Another week has passed, and I have to talk about this simple yet amazing tool that’s been out among the writersphere (if that’s not a word, it is now!) that has been helping me with my three words for 2013. This is the Magic Spreadsheet, and it works. I found out about the Magic Spreadsheet through P.C. Haring and the posts from Mur Lafferty and “I Should Be Writing,” and I’m SO glad that I started using it for my writing project.
Seriously. It works, because whether or not the creators realize it, it meets all the criteria for being an effective means of accountability for short-term and long-term writing goals. It’s genius, and it’s simple, and if you’re not using it as part of your writing endeavors, you might want to consider it.

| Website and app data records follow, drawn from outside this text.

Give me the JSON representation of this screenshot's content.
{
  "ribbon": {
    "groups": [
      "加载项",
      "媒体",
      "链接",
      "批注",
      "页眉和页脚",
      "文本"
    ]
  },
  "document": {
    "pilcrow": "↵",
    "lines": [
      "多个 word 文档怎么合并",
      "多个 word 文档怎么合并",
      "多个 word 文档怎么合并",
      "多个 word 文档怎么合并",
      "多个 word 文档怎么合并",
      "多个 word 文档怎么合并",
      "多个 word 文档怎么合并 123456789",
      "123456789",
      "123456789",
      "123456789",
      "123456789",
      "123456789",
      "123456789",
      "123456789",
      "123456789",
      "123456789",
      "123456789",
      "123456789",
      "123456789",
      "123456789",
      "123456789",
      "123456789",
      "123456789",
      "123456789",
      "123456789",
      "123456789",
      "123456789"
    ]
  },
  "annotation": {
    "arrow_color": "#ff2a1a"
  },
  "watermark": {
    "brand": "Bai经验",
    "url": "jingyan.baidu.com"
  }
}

First of all, it’s a spreadsheet. Created in GoogleDocs and programmed and maintained by Tony Pisculli, it is a spreadsheet with an array of formulas and conditions that turn writing into a day by day, week by week numbers game. Some numbers, like the minimum word count for the day, are set by the spreadsheet. Other numbers, such as the total number of words for your project, require that you set them at the onset the project. Second, it requires a daily entry of your word count for the day. If you’re like me and use Scrivener, then you know that you can track your day’s word count with less than three mouseclicks. You take that final daily count and enter it into the spreadsheet cell that corresponds to your name and the day’s date. Once you key in your word count, the magic happens.
The magic is the third part, and like much magic when it comes to science and the natural world, it’s really just a gorgeous rippling veil of mathematics and logic displayed via a few boxes and a whirlwind of code. Once you put in your day’s word count, the spreadsheet gives you a chain number and a consistency number, as well as points. Chain and consistency speak to the number of consecutive days that you’ve met the minimum word count, and points take consistency as well as word count into consideration. You accumulate points by writing consistently and meeting the minimum daily word count.
Note: the minimum daily wordcount is 250. As I begin this sentence, I’ve written 385 words in this blog post. 250 words is not insurmountable, and it’s better than writing nothing. When it comes to starting and maintaining any habit of improvement, the key is consistency, not quantity. The Magic Spreadsheet manages this beautifully.
Finally, the Magic Spreadsheet is both public and portable (in that it is accessible from any device able to access Google Docs). Everyone using the Magic Spreadsheet accesses the same document, and you can see other consistency numbers and chains for consecutive writing days. Much like how your friends can see your word counts during NaNoWriMo, others using the spreadsheet can see your word counts and consistency numbers. If you have writerly friends and acquaintances using the Magic Spreadsheet, then it’s a case of shared accountability to remind others to enter in their daily number and keep the streak going. As if writing could be more fun, this tool turns it into a game.
Here’s why the tool works, from the nerdy academic side of things. It requires a daily entry and reminder of the long-term goal (finishing that novel, manuscript, or other writing project) while holding you accountable for a short-term goal of a daily word count. It tracks your consistency and reinforces your daily work by upping your consistency number. It is simple; you enter one number each day in the proper place. It is portable, which makes you more likely to use it when you can access it from almost anywhere. It is public and has a measure of accountability that shows you your progress as you move from day to day and month to month.
Of course, there will be naysayers. Folks who claim that anyone can cheat, that people could put the words down that they don’t have, that they don’t need a daily reminder of the words that they do, etc. The Magic Spreadsheet may not be for everyone; at the same time, the reasons that it works are the same reasons why people continue to document their goals and progress on a variety of projects. Consider a different (yet very similar) long-term goal of weight loss and healthy eating. One of the proven methods to sticking to a diet is to track food and write everything down; here, accountability comes into play again. There are many tools out there (I use LoseIt!) that ask for a starting weight, an end weight, and some information about how much weight you want to lose on a weekly basis. After that, it is on you to record the day’s meals and be honest with portions and food choices. If you’re not being honest about what you’re recording, then you’re not cheating anyone but yourself. When you’re honest with yourself, that’s when you’re able to make progress, and you can meet those long-term goals.
If you’re struggling with consistency in your writing habits, try the Magic Spreadsheet or something similar. Work to make your creative ventures a daily habit, and make that venture public so that you have some measure of accountability. A little each day is better than nothing; 250 words every day for four days is 1000 words, and that’s 1000 words more than if you hadn’t done anything.
The Magic Spreadsheet is allowing me to become a more consistent storyteller, and putting one’s word count in the open means being brave. Most importantly, this tool encourages me to finish my projects, which is something I struggle to do. Any tool that helps me align my daily habits with my three word mantra (Finish, brave storyteller!) is an awesome tool in my book, and one that I wholeheartedly recommend.
All Hail the magnificent Magic Spreadsheet!